Our reasons for so believing are several: (1) Putting any personal skepticism aside, we are not prepared to label as disingenuous the Government's initial line of proof concerning the Dorie Miller project. Apparently at the outset of the trial the prosecution believed it could prove that the defendant personally pocketed all or some of the $3000 allegedly paid to the Tenants Protective Association by David Kent. (2) At the very first attempt by the Government to introduce testimony relating to this facet of the case, the trial court ruled that such evidence would only be admitted "subject to connection." Counsel for the defense did not appear to contest this ruling, as his primary concern at the trial seemed to be with the relevance, not the possible prejudice, of this evidence. (3) Significantly, at no time during the trial did the defendant move for a mistrial on the ground of prejudice. (4) The trial court immediately sustained the defendant's objection to the question, quoted above, that was asked of Congressman Powell by the Government Attorney. Despite the defense counsel's apparent disturbance at such a line of inquiry, he himself interrogated Dr. Powell at some length as to whether anyone from the Government, other than the United States Attorneys, had spoken to the witness relative to his testifying in this trial. (5) At the end of the Government's case, since the prosecution had not shown that the defendant had personally profited from Kent's payment to the Association, the trial court dismissed the portion of the indictment that was based on that contention, struck all testimony relating to the Dorie Miller project from the record, and instructed the jury to disregard that testimony. The latter direction was repeated in the court's charge to the jury. (6) And, finally, the guilt of the defendant, on the basis of admissible evidence, is clear.

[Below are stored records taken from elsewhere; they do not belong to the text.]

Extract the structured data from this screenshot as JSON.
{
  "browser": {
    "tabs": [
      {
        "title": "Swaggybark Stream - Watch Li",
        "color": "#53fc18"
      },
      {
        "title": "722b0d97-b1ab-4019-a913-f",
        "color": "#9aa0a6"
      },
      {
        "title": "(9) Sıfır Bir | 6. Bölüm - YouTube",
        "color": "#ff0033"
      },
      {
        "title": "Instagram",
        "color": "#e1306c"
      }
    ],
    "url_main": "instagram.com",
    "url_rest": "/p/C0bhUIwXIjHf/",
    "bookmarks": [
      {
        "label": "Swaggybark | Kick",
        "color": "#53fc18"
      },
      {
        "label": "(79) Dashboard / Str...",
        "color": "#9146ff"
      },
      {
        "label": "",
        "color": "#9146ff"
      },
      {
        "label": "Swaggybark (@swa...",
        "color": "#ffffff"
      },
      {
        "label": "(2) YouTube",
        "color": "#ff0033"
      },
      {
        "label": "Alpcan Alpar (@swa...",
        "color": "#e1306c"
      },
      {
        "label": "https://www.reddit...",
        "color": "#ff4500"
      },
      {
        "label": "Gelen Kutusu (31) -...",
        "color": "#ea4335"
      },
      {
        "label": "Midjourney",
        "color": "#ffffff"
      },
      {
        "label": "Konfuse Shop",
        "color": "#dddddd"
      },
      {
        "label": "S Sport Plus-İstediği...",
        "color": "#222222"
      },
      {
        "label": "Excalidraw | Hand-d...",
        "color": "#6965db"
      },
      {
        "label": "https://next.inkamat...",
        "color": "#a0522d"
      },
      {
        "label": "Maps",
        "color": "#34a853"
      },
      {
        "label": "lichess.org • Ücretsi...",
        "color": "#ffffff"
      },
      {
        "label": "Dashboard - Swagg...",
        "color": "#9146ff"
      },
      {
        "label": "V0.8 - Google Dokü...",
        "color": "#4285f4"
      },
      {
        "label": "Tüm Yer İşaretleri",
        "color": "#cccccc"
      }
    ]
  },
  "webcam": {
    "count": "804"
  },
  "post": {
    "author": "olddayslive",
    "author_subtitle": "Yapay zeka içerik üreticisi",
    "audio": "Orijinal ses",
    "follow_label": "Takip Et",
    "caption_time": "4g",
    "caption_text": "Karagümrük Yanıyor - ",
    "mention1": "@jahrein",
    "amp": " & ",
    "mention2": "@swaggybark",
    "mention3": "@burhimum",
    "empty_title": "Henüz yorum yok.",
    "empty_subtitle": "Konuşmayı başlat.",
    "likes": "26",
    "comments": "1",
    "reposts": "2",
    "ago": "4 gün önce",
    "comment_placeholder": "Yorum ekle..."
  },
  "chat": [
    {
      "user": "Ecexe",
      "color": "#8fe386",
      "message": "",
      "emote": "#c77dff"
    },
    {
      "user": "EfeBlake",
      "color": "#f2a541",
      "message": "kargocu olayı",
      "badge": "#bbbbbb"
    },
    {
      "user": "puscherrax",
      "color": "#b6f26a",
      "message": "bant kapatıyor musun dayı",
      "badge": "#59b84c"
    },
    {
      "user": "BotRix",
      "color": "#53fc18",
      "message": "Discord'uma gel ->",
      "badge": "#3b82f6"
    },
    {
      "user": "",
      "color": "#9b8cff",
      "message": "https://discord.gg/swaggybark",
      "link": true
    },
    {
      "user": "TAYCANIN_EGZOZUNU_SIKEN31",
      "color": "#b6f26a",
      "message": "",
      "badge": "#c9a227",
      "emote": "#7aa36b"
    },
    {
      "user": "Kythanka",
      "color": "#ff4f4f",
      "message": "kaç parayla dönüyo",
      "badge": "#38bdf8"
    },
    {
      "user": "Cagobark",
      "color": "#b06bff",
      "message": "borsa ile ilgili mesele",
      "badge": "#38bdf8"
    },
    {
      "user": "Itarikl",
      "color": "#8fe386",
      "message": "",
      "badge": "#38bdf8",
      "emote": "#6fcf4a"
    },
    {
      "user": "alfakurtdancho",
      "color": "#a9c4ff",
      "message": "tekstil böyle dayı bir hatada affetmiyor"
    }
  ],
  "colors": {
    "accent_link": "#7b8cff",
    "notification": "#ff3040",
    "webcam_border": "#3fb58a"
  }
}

Judgment affirmed.



The pertinent provision of 26 U.S.C.A. § 145(b) reads as follows:

"* * * any person who willfully attempts in any manner to evade or defeat any tax imposed by this chapter or the payment thereof, shall, in addition to other penalties provided by law, be guilty of a felony and, upon conviction thereof, be fined not more than $10,000, or imprisoned for not more than five years, or both, together with the costs of prosecution."


The pertinent provision of 26 U.S.C.A. § 3616(a) reads as follows:

"Whenever any person —

"(a) * * * Delivers or discloses to the collector or deputy any false or fraudulent list, return, account, or statement, with intent to defeat or evade the valuation, enumeration, or assessment intended to be made; * * * * * * he shall be fined not exceeding $1,000, or be imprisoned not exceeding one year, or both, at the discretion of the court, with costs of prosecution."


The appellant attempts to rely on Spies v. United States, 1943, 317 U.S. 492, 63 S.Ct. 364, 87 L.Ed. 418, but there the Supreme Court held only that thefailure to file an income tax return and to pay income taxes, without more, could not constitute a felony under 26 U.S.C.A. § 145 (b), Int.Rev.Code of 1939. Here the appellant was charged with knowingly and willfully filing false and fraudulent returns in an attempt to evade income taxes.


"Duplicity in an indictment means the charging of two or more separate and distinct offenses in one count, not the charging of a single offense into which several related acts enter as ways and means of accomplishing the purpose." Frankfort Distilleries, Inc., v. United States, 10 Cir., 1944, 144 F.2d 824, 832, reversed on other grounds, 324 U.S. 293, 65 S.Ct. 661, 89 L.Ed. 564. See also Empire Oil & Gas Corp. v. United States, 9 Cir., 1943, 136 F.2d 868, 872; United States v. Crummer, 10 Cir., 1954, 151 F. 2d 958, 963, certiorari denied 327 U.S. 785, 66 S.Ct. 704, 90 L.Ed. 1012